Nutritional breakdown of strawberries
Strawberries are rich in the essential nutrients vitamin C, potassium, folic acid, and fiber. One cup of fresh strawberries contains 160 percent of the daily recommended quantity of vitamin C, for only 50 calories.
Serving Size: 1 cup sliced fresh strawberries (166 grams)
- Calories: 50
- Protein: 1 gram
- Carbohydrates: 11.65 grams
- Dietary fiber: 3.81 grams
- Calcium: 23.24 milligrams
- Iron: 0.63 milligrams
- Magnesium: 16.60 milligrams
- Phosphorus: 31.54 milligrams
- Potassium: 44.82 milligrams
- Selenium: 1.16 milligrams
- Vitamin C: 94.12 milligrams
- Folate: 29.38 micrograms
- Vitamin A: 44.82 international units
This nutritional powerhouse also contains the mighty antioxidants anthocyanins, ellagic acid, quercetin, and kaempferol, which have all been shown to have protective effects against certain types of cancer.
Incorporating more strawberries into your diet
Strawberries are available fresh, frozen, freeze-dried, and in jellies, syrups, and jams. Make sure to check the label of frozen and dried strawberries for added sugars. When looking for jellies or jams, go for all fruit spreads without added sweeteners and fillers.
Here are some handy healthy tips to incorporate more of this super food into your diet:
- Dice strawberries and add them to your chicken salad.
- Make your own fruit cocktail with fresh fruit and include grapes, pineapple, sliced peaches, and strawberries. Drizzle a small amount of honey on top of the fruit mixture for an extra sweet treat.
- Slice strawberries and add them to plain Greek yogurt with a drizzle of agave nectar and sliced almonds.
- Top whole grain waffles, pancakes, or oatmeal with fresh strawberries, or fold them into muffins and sweet breads. You can also blend strawberries in a food processor with a little water and use as a fresh syrup to top desserts or breakfast foods.

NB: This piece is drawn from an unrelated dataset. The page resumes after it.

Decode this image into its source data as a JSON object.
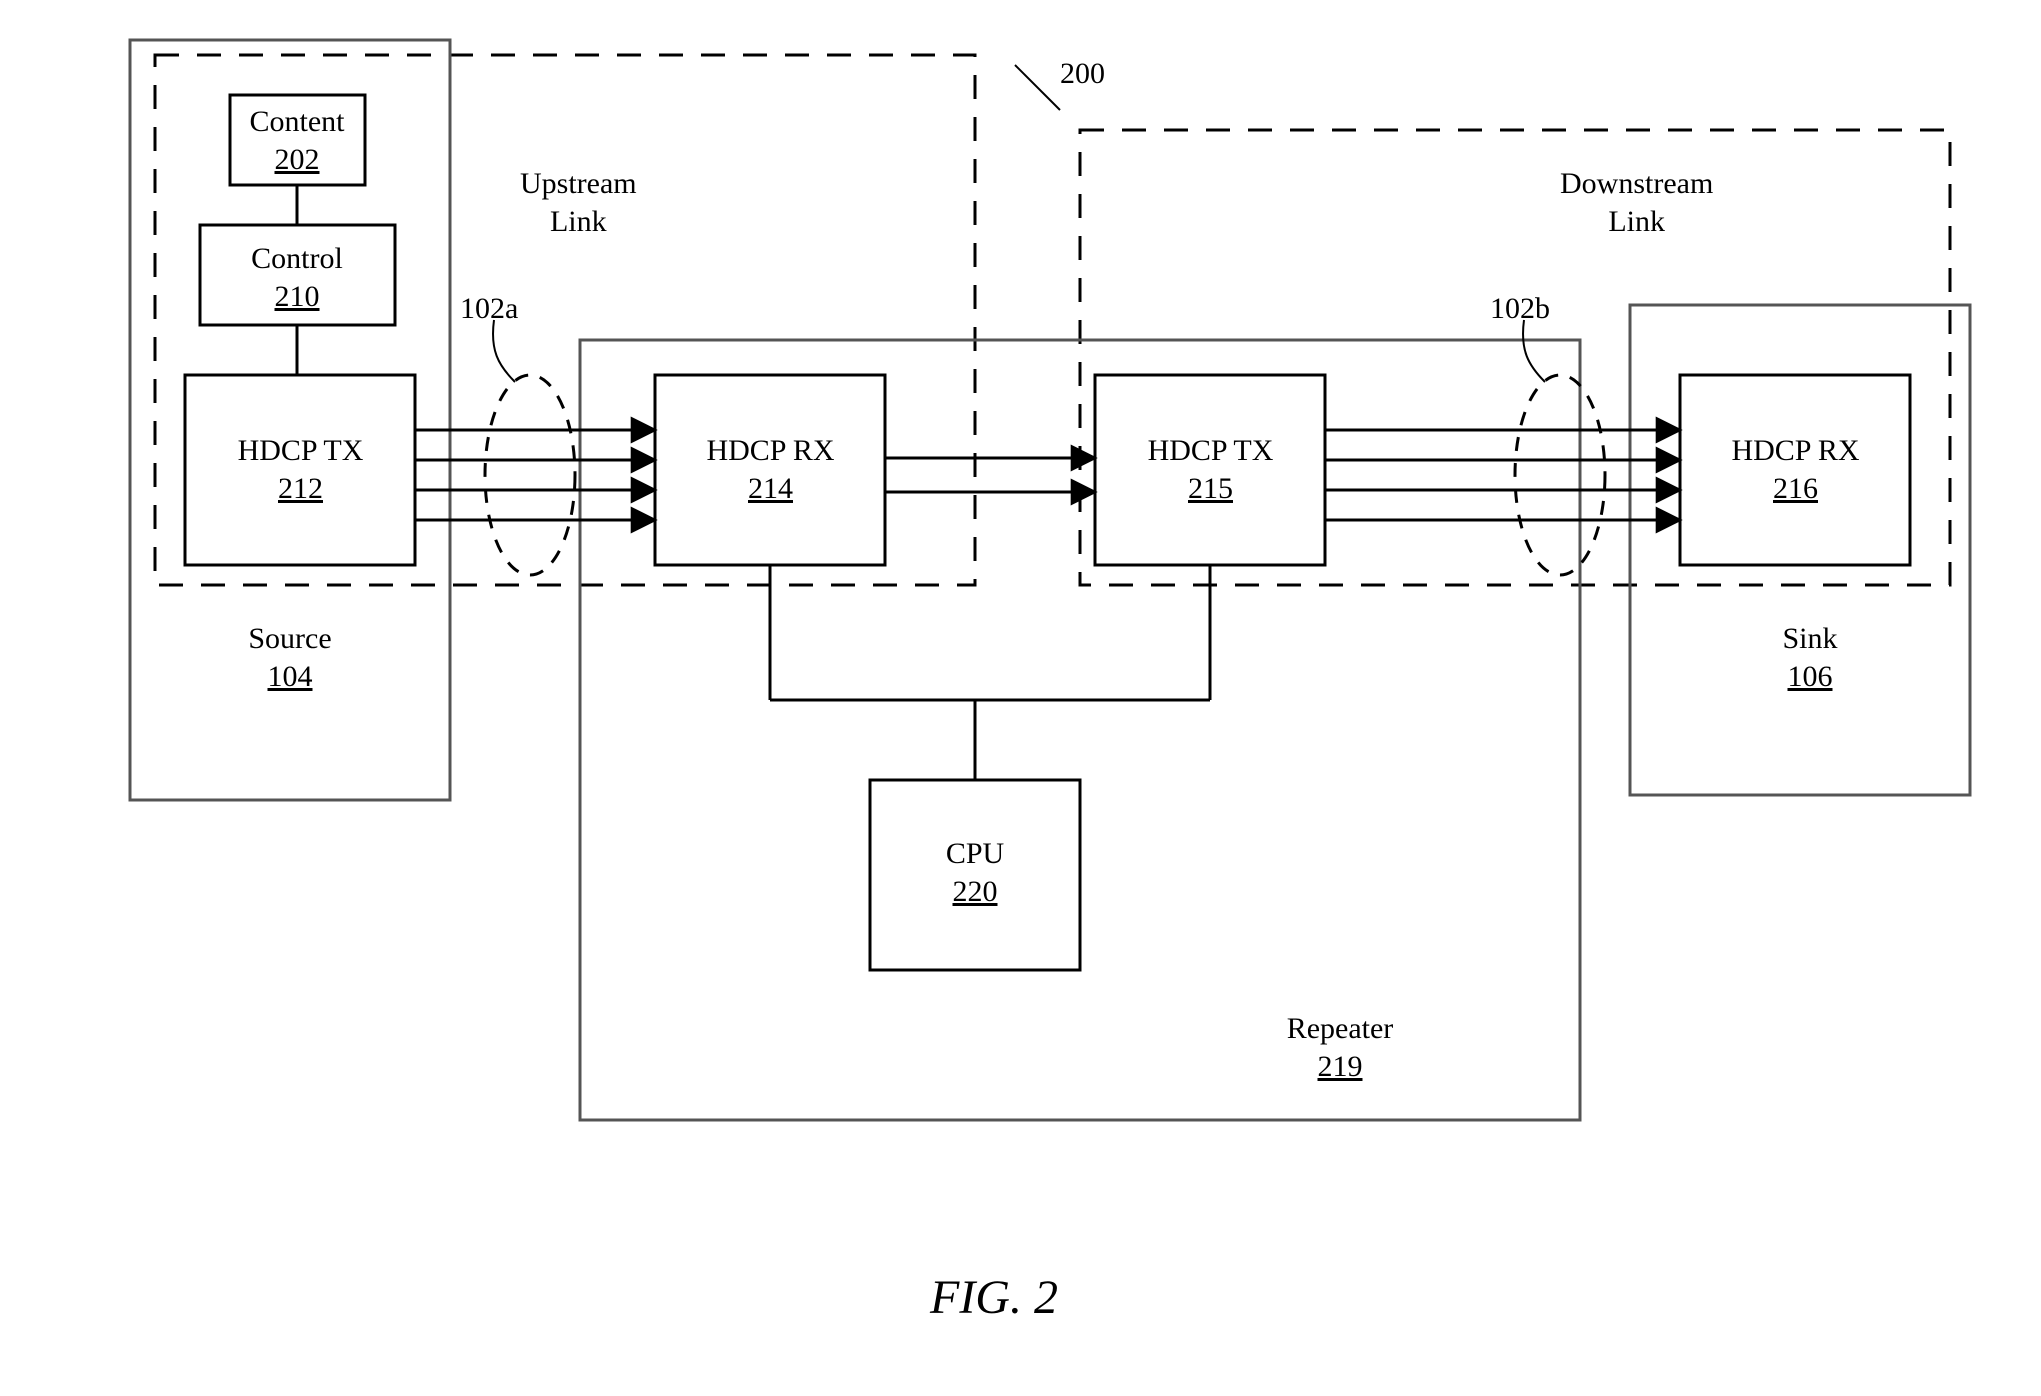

- Mix them into a spinach salad with walnuts and goat cheese.
- Toast a whole grain bagel and top with Neufchatel cheese (light cream cheese) and strawberries.
- Throw some frozen strawberries (unsweetened) in a blender with a banana, milk, and ice for a quick and easy strawberry banana smoothie.
Risks and precautions
Each year, the Environmental Working Group produces a list of fruits and vegetables with the highest levels of pesticide residue, known as the Dirty Dozen.
Strawberries often come high on the list. The EWG suggests that people buy organic strawberries to ensure a lower risk of pesticide exposure.
If you can’t afford organic, don’t fret; the nutritional benefit of eating conventionally grown produce (non-organic) far outweighs the risk of not eating the produce at all.
Beta-blockers, a type of medication most commonly prescribed for heart disease can cause potassium levels to increase in the blood. High potassium foods should be consumed in moderation when taking beta-blockers. Consuming too much potassium can be harmful for those whose kidneys are not fully functional. If your kidneys are unable to remove excess potassium from the blood, it could be fatal.
Dr. Peter S. Gelfand, who practices Internal Medicine in Long Beach, NY, says:
“Certain medications used for heart disease and hypertension have the potential to increase potassium levels. Examples include certain Beta blockers such as Labetalol, medications that work by blocking the actions of the hormone Aldosterone such as Lisinopril and Losartan; And, certain Diuretics like Spironolactone and Eplerenone.
This is a partial list only, and you should consult with your doctor if potassium levels become a concern.”